Nobel-prize winning biochemist Severo Ochoa spent his life studying the basic chem¬ istry of living organisms. His research revolu¬ tionized the science of genetics and aided the search for a cure for cancer. Born in the small fishing town of Luarca in northern Spain, Ochoa received his B.A. from Malaga College in 1921.
In 1929, he earned his medical degree from the University of Madrid, but he never became a practicing physician. Instead, he focused on organic chemistry, which was his passion. Before he finished his medical studies, Ochoa worked as a research assistant in physi¬ ology at the University of Glasgow in Scotland.
After he received his degree, he spent two years in Germany, at the Kaiser Wilhelm Institute for Biology and the University of Heidelberg’s Institute for Medical Research. In 1931, he returned to the University of Madrid School of Medicine as a lecturer and head of the physiol¬ ogy department.
In the late 1930s, he taught and did research for two years at the Oxford University Medical School in England.In 1940, after the end of the Spanish Civil War and the rise to power of General Francisco Franco and the Falange (Fascist) party, Ochoa decided not to return to Spain. Instead, he moved to the United States, and he eventually became a U.S. citizen in 1956.
In the United States, Ochoa first worked as a lecturer and researcher at the medical school of Washington University in St. Louis. He later conducted research at the New York University Bellevue Medical Center. While in New York, Ochoa continued tfie research on enzymes he had begun in Europe.

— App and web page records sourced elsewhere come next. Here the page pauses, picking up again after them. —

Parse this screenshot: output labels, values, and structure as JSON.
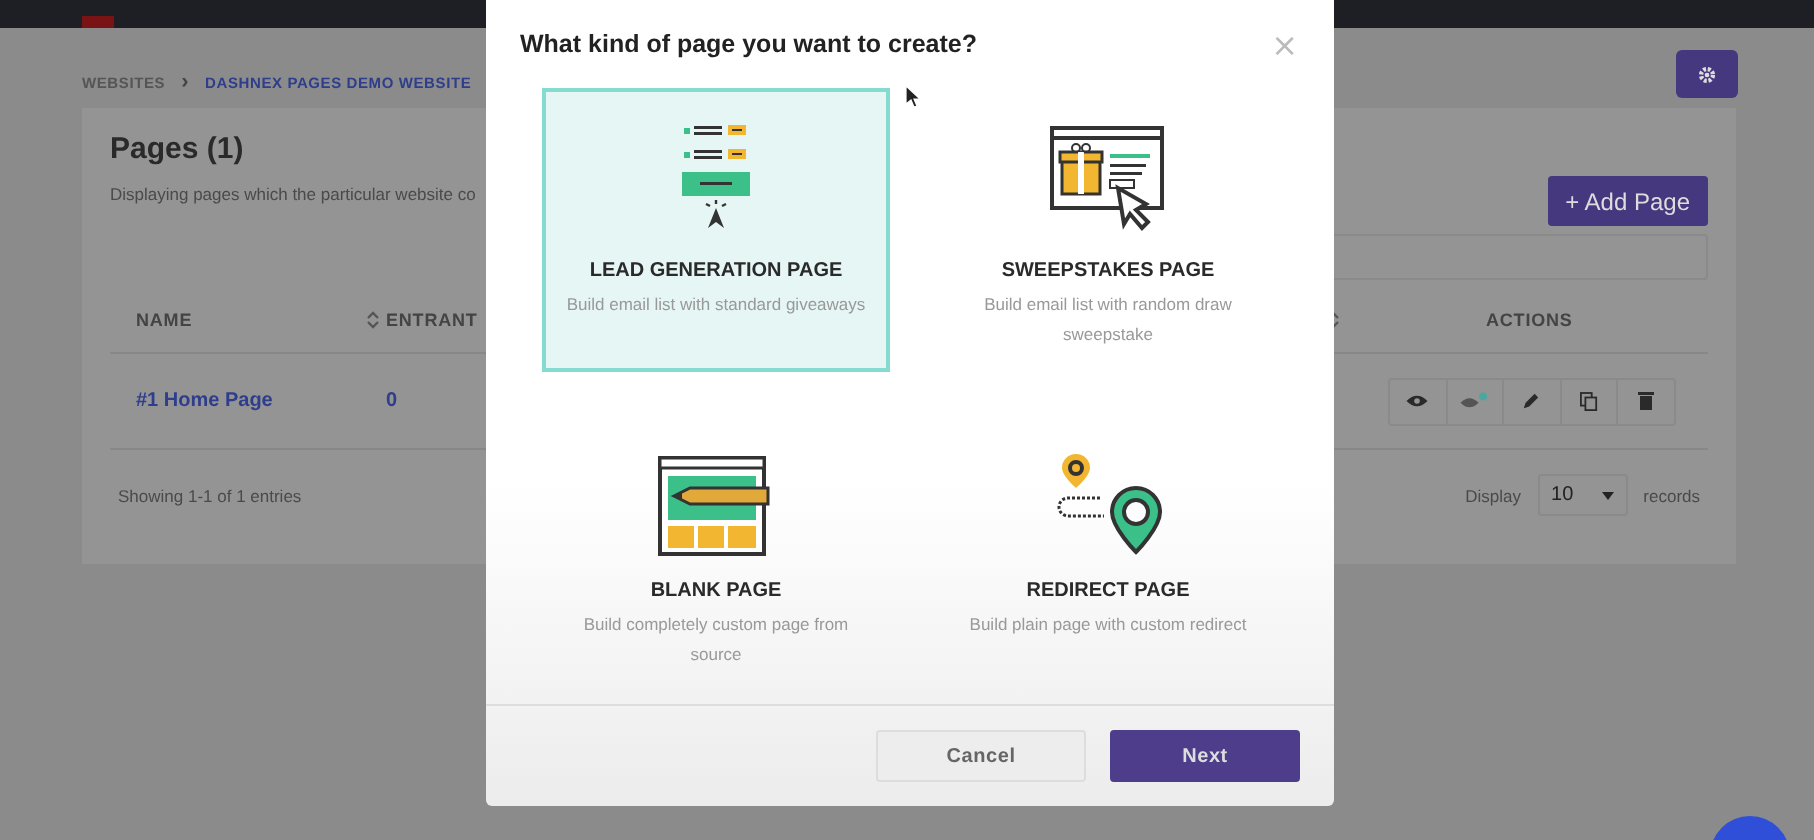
{
  "breadcrumb_separator": "›",
  "breadcrumb": [
    {
      "label": "WEBSITES",
      "current": false
    },
    {
      "label": "DASHNEX PAGES DEMO WEBSITE",
      "current": true
    }
  ],
  "panel": {
    "title": "Pages (1)",
    "description": "Displaying pages which the particular website co",
    "add_button": "+ Add Page"
  },
  "table": {
    "columns": [
      {
        "label": "NAME",
        "sortable": true
      },
      {
        "label": "ENTRANT"
      },
      {
        "sortable": true
      },
      {
        "label": "ACTIONS"
      }
    ],
    "rows": [
      {
        "name": "#1 Home Page",
        "entrants": "0",
        "actions": [
          {
            "kind": "view"
          },
          {
            "kind": "live"
          },
          {
            "kind": "edit"
          },
          {
            "kind": "copy"
          },
          {
            "kind": "delete"
          }
        ]
      }
    ]
  },
  "footer": {
    "summary": "Showing 1-1 of 1 entries",
    "display_label": "Display",
    "page_size": "10",
    "records_label": "records"
  },
  "modal": {
    "title": "What kind of page you want to create?",
    "close": "×",
    "options": [
      {
        "kind": "lead",
        "title": "LEAD GENERATION PAGE",
        "description": "Build email list with standard giveaways",
        "selected": true
      },
      {
        "kind": "sweepstakes",
        "title": "SWEEPSTAKES PAGE",
        "description": "Build email list with random draw sweepstake",
        "selected": false
      },
      {
        "kind": "blank",
        "title": "BLANK PAGE",
        "description": "Build completely custom page from source",
        "selected": false
      },
      {
        "kind": "redirect",
        "title": "REDIRECT PAGE",
        "description": "Build plain page with custom redirect",
        "selected": false
      }
    ],
    "buttons": [
      {
        "kind": "secondary",
        "label": "Cancel"
      },
      {
        "kind": "primary",
        "label": "Next"
      }
    ]
  }
}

He advanced theories that these chemicals in plant and animal tissue allow living organ¬ isms to convert food into energy, in the process known as metabolism. Later, he applied his research in this field to the study of DNA, which is the genetic code for all liv¬ ing organisms. He announced a discovery about the basic chemicals that allow cells to produce nucleic acids, or protein.
Ochoa’s discoveries helped scientists understand how certain diseases are spread, especially cancer, which involves abnormal cell reproduction. His findings also advanced the field of genetic engineering, which was then in its infancy.
For their work in this field, Ochoa and his colleague, Dr. Arthur Kornberg, were award¬ ed the Nobel Prize in physiology or medicine in 1959. It was one of many honors Ochoa received throughout his career. After the death of his wife, Carmen, Ochoa returned to Spain in 1985. He died there in 1993.